There are groups of people who are happy to endure these adverts because they fund apps, and make it possible for developers to provide their hard work free of charge -- you may fall into this group and have perhaps been able to configure an automatic ad filter for your eyes. But there are larger legions for whom ads are just plain, damned irritating. In some instances it is possible to pay to avoid them, but this is not always the case. If BlackBerry and Yahoo get their way, advertisements are going to become rather more noticeable.
When Nokia officially unveiled its X smartphones it was clear the Finnish company intended its new Android lineup to look similar to Lumia Windows Phones. The internals may be on the low-end side, but the hardware design looks just as premium, undoubtedly aided by the funky colors, and the software... well, the homescreen interface resembles the Windows Phone tiles, which is the dead giveaway as far as this writer can tell.
Some may rightfully point out that X smartphones are superior to Lumias in one major area -- apps. Courtesy of the mature Android ecosystem, Nokia's droids are compatible with hundreds of thousands of offerings, which is more than Windows Phone can tout. It would make sense for Nokia to encourage developers to make their apps more like those on Windows Phone to warm repeat customers to the idea of upgrading to one of its higher-end smartphones, which run Microsoft's tiled operating system. But, Nokia has other plans.
Travel and expenses management is an obvious candidate for cloud applications since, by its very nature, it deals with people who are out of the office.
With the latest update to its Cloud for Travel and Expense solution, ERP specialist SAP adds new capabilities that improve and simplify the user experience. The system covers everything from online booking through receipt capture to expense reimbursements.
Eighth in a series. The app that’s got me most excited this week isn’t even out yet. Audio Defence: Zombie Arena, from the makers of Papa Sangre II, is an audio-only first person zombie shooter that promises to be awesome.
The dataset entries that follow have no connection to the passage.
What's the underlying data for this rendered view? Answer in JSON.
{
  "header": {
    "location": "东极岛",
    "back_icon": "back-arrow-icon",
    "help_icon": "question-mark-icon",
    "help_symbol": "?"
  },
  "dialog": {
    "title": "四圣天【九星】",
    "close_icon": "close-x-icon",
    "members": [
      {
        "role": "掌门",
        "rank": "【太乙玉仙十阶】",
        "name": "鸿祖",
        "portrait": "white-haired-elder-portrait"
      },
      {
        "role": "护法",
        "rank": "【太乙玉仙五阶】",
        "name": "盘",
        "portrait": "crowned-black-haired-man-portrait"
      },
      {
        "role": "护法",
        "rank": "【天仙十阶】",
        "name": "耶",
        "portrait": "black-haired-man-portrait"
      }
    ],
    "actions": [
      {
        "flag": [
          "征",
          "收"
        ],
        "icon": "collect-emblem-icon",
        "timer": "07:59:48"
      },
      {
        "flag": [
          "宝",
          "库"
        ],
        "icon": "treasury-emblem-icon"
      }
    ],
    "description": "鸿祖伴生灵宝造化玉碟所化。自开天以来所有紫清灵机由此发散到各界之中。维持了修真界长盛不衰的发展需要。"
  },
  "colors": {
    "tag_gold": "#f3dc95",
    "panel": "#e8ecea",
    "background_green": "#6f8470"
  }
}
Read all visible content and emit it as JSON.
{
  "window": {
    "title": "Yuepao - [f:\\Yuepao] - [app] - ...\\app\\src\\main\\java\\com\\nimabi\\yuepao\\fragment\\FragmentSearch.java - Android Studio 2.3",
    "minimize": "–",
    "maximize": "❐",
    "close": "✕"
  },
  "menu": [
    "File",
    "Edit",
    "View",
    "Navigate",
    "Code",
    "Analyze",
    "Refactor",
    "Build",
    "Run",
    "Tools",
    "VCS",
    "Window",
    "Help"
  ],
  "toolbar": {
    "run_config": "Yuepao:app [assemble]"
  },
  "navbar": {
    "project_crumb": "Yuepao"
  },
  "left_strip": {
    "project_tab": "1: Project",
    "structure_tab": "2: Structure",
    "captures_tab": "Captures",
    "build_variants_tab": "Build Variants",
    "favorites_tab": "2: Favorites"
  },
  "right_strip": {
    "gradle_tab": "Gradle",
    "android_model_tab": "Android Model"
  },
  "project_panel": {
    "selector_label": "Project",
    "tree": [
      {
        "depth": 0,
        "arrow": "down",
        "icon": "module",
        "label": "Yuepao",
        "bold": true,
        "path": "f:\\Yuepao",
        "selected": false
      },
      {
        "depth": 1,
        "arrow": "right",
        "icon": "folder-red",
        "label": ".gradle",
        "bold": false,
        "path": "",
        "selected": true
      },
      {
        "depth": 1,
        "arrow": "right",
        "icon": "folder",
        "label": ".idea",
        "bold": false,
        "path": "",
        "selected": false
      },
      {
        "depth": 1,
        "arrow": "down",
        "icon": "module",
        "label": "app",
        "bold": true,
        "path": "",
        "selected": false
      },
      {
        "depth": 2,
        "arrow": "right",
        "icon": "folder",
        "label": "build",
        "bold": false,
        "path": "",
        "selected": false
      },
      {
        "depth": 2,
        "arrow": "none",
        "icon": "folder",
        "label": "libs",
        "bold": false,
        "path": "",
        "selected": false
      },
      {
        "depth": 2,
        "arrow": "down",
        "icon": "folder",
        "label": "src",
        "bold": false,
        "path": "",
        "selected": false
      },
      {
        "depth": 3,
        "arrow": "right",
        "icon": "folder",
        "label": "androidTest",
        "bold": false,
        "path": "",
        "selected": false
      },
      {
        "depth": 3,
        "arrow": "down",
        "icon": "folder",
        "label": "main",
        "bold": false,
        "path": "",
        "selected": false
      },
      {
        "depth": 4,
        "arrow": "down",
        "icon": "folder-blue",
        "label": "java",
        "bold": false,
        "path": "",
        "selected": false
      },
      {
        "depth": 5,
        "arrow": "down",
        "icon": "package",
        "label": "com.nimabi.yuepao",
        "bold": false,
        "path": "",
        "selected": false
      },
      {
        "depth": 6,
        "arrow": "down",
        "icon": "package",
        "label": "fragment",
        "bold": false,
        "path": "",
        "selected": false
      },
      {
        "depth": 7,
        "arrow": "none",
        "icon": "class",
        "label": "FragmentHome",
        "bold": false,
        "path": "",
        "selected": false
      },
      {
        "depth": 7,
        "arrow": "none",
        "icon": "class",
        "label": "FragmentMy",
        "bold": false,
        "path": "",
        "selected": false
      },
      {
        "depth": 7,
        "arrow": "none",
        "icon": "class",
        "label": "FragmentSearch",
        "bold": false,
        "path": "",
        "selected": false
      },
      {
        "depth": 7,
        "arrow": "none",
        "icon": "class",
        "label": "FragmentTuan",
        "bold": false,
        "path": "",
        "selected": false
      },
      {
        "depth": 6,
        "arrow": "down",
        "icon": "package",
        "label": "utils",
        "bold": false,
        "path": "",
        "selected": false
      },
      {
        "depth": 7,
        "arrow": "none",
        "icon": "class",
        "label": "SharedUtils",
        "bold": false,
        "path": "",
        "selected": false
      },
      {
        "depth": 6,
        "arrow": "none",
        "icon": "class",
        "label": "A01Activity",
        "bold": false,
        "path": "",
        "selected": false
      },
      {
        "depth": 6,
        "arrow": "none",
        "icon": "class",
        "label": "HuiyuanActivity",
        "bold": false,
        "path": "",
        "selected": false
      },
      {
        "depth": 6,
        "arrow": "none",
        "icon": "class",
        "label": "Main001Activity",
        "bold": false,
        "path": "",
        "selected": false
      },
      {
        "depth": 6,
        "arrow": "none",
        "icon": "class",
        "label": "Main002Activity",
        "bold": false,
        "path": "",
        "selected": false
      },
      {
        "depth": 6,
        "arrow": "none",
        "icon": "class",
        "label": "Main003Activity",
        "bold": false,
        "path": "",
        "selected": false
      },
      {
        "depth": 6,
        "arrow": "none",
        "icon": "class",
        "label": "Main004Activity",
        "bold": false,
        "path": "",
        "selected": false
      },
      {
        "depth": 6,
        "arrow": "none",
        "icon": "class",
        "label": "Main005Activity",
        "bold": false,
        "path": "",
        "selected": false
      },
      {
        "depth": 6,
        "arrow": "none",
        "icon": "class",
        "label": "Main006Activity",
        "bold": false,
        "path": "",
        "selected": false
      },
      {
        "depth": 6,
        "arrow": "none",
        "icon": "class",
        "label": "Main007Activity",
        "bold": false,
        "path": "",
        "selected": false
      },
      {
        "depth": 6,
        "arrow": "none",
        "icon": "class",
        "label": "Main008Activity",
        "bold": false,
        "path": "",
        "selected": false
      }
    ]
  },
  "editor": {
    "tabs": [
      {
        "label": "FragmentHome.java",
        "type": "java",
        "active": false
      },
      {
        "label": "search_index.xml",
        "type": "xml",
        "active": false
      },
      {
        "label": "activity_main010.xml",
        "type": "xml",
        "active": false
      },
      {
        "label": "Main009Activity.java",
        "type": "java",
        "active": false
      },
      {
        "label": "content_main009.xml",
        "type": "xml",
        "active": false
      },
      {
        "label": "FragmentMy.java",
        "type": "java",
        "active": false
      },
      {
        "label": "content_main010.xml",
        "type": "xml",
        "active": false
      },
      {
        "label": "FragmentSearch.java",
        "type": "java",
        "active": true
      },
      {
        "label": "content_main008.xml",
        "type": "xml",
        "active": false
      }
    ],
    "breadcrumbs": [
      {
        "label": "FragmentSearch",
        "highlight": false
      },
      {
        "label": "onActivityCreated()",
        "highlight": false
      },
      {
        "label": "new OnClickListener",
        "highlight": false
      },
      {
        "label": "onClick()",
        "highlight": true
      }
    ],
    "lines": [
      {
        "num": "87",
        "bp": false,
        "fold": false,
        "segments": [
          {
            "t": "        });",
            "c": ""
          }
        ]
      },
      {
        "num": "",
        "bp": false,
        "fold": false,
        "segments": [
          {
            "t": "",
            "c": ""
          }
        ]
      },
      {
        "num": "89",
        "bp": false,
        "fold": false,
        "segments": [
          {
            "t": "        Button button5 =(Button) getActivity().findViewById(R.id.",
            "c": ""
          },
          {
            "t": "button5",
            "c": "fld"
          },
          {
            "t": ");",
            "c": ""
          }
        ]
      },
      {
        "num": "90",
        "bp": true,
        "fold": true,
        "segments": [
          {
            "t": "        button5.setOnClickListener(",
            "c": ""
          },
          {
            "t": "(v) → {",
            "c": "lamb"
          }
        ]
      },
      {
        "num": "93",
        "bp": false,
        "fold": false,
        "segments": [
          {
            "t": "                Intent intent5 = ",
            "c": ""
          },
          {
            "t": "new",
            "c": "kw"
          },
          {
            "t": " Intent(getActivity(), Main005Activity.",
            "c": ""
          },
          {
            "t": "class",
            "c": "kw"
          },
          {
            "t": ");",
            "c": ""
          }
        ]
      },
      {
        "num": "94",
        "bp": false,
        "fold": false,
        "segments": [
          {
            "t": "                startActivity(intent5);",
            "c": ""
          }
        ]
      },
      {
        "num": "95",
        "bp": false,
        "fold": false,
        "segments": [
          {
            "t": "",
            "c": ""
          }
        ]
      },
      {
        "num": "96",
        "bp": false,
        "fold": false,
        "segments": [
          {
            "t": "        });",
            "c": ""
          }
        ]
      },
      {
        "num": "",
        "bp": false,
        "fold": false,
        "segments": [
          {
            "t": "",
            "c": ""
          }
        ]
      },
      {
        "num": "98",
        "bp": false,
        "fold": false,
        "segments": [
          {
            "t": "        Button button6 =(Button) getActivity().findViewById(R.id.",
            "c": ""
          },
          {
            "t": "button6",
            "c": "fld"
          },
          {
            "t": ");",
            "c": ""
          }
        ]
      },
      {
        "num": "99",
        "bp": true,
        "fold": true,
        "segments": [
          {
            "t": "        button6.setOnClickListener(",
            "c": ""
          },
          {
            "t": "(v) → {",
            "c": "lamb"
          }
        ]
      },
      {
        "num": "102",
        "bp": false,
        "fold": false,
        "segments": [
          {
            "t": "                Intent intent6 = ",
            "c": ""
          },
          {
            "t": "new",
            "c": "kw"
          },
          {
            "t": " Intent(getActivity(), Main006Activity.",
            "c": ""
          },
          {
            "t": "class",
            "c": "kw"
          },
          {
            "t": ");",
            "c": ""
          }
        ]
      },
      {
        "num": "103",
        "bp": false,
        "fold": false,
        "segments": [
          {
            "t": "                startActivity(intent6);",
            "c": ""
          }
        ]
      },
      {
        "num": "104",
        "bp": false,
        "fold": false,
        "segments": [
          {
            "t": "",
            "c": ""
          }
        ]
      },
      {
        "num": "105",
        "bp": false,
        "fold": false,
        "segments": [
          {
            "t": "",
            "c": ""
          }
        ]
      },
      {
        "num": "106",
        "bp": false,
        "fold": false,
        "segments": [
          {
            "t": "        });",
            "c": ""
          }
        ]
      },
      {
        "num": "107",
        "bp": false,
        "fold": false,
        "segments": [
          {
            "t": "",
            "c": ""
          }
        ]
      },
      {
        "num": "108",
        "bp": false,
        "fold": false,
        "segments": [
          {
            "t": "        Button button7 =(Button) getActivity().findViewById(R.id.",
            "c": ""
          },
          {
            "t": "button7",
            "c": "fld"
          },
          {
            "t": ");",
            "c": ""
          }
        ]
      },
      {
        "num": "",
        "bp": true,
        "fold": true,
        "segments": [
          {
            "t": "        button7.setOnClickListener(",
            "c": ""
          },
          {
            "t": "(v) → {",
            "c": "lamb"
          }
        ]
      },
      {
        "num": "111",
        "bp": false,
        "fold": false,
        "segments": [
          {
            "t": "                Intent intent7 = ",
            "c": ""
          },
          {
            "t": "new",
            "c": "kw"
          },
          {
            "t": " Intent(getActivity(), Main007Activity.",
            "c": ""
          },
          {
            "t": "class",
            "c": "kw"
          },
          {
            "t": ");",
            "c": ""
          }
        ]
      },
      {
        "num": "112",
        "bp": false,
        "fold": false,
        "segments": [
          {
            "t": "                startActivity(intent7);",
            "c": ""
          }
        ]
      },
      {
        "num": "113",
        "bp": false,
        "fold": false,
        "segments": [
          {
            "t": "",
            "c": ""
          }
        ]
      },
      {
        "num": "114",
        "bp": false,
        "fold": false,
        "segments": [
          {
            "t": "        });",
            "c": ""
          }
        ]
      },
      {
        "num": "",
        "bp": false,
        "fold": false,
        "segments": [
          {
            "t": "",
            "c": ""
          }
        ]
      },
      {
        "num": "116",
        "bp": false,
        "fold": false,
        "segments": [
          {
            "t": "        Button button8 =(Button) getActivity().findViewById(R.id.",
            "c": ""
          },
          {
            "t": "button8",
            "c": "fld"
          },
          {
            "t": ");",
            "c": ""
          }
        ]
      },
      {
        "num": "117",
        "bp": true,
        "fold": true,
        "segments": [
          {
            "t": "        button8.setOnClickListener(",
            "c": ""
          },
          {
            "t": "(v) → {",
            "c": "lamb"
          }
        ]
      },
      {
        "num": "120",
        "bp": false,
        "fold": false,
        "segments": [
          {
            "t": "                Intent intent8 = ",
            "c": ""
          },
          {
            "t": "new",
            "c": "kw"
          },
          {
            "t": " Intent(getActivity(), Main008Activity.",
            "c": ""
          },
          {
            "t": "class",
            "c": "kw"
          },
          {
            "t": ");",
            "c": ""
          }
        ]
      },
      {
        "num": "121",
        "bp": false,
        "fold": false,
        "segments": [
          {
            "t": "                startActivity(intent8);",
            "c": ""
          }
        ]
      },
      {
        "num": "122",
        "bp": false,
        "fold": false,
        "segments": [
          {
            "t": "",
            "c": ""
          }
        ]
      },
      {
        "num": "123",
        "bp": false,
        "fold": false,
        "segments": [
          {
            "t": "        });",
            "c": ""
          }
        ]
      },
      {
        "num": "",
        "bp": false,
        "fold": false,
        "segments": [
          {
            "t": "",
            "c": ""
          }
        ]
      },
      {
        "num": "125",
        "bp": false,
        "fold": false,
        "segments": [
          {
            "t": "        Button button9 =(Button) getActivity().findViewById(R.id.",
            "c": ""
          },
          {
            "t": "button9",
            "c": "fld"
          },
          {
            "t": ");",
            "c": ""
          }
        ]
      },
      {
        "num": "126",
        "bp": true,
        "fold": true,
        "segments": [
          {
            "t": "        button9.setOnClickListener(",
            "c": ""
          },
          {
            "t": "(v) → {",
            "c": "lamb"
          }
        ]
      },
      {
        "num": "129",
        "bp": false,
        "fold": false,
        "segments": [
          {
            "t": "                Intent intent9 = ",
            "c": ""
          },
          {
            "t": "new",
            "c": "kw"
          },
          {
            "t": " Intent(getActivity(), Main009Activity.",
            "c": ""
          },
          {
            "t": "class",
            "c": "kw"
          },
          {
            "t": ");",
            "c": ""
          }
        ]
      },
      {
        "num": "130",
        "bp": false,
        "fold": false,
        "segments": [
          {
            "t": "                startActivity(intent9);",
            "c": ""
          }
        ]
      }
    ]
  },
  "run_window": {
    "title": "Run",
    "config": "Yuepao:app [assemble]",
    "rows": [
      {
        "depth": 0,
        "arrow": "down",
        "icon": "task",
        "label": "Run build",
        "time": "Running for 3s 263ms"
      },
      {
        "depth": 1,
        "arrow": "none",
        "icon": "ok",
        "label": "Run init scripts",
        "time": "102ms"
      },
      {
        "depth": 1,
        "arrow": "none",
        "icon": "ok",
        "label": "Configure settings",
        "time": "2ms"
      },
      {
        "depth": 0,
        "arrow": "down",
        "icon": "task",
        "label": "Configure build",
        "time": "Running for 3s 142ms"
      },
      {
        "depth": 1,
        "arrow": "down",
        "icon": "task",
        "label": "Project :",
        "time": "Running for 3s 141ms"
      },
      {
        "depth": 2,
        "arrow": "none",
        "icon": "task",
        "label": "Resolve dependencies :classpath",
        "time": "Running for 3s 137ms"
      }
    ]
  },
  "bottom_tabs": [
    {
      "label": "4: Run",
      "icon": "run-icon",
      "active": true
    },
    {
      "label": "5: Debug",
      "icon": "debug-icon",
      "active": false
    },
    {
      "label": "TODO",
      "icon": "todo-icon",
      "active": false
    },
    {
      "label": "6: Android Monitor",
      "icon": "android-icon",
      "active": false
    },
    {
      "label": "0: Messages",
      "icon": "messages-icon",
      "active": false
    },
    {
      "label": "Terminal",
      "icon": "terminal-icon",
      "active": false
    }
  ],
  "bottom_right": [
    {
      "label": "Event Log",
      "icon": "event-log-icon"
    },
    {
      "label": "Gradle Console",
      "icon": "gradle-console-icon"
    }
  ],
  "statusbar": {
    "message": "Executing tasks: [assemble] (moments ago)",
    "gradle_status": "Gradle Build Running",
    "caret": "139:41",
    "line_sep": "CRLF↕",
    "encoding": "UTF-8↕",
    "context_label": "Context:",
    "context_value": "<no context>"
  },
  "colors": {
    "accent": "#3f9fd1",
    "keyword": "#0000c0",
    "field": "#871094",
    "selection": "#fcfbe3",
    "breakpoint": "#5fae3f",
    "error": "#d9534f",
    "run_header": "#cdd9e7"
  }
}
If it can hit its Kickstarter target that is.
Of the new and updated apps that have arrived in the store this week, the Professor Layton inspired The Voyage is a great puzzler, and God of Light will similarly tax your gray matter. Parents worried about what their children get up to on the web while using an iPad (or iPhone), will be interested in the MetaCert browser. Google has improved its Hangouts messenger apps, and a chunk of the world's knowledge has been curated into Learnist.
I was a beta tester for Papa Sangre II, the excellent audio-only game for iOS (if you’ve yet to try it I can whole-heartedly recommend it -- Sean Bean stars) and am a massive fan of Zombies Run, an audio fitness app, that you listen to while running and which takes place following a zombie apocalypse.
So naturally, the news that Papa Sangre’s creators Somethin' Else are working on a zombie-based audio-only first person shooter has me in a heightened state of excitement.